• **WHAT IS BEING ASKED**
Search the listing below for the string "Batiment" and show each line that contains it.

• **SOURCE MATERIAL**
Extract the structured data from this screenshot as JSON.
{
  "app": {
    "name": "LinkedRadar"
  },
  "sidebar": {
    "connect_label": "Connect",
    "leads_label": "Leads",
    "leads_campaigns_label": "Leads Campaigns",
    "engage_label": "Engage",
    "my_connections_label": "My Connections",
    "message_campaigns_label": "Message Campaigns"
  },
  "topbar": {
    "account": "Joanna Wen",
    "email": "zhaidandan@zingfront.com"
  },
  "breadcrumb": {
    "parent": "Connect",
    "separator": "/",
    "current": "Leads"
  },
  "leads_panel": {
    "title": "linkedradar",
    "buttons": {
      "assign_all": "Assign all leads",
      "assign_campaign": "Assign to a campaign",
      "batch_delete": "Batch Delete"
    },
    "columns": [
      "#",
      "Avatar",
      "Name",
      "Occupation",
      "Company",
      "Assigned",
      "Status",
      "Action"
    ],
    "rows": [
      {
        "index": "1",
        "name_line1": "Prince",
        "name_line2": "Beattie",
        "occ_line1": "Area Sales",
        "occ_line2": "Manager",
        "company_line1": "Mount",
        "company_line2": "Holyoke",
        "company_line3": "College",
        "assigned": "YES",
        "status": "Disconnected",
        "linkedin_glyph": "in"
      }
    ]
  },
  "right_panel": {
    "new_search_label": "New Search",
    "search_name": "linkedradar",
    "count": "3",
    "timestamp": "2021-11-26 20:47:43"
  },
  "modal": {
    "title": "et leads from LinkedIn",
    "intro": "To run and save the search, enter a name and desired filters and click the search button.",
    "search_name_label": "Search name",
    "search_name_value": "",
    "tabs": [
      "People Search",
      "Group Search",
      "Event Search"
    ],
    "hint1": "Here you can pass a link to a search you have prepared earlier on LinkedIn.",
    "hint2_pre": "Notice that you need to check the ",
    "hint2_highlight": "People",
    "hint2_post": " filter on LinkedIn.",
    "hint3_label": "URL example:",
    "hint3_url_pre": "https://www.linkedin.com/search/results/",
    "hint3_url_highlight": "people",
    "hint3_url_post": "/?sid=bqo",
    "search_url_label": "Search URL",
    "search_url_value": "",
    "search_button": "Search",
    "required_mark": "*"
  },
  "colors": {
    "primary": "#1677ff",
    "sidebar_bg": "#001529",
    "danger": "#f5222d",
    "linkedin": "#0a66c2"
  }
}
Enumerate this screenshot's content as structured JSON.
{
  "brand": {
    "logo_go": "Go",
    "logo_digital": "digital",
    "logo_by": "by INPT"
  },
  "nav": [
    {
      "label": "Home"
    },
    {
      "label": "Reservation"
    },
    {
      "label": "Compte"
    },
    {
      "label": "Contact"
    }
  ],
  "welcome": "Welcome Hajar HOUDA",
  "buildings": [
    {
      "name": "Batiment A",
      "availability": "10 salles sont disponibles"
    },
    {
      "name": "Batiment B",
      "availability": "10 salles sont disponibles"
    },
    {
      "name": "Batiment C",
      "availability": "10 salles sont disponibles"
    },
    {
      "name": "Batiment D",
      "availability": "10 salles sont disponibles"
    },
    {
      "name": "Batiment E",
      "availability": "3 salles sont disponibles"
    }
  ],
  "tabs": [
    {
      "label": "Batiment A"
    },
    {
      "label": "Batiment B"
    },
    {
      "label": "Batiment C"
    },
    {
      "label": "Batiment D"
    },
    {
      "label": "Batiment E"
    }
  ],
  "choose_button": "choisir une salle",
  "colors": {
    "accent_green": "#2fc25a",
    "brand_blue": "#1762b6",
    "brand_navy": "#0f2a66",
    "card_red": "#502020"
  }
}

• **ANSWER TO THE PROBLEM**
      "name": "Batiment A",
      "name": "Batiment B",
      "name": "Batiment C",
      "name": "Batiment D",
      "name": "Batiment E",
      "label": "Batiment A"
      "label": "Batiment B"
      "label": "Batiment C"
      "label": "Batiment D"
      "label": "Batiment E"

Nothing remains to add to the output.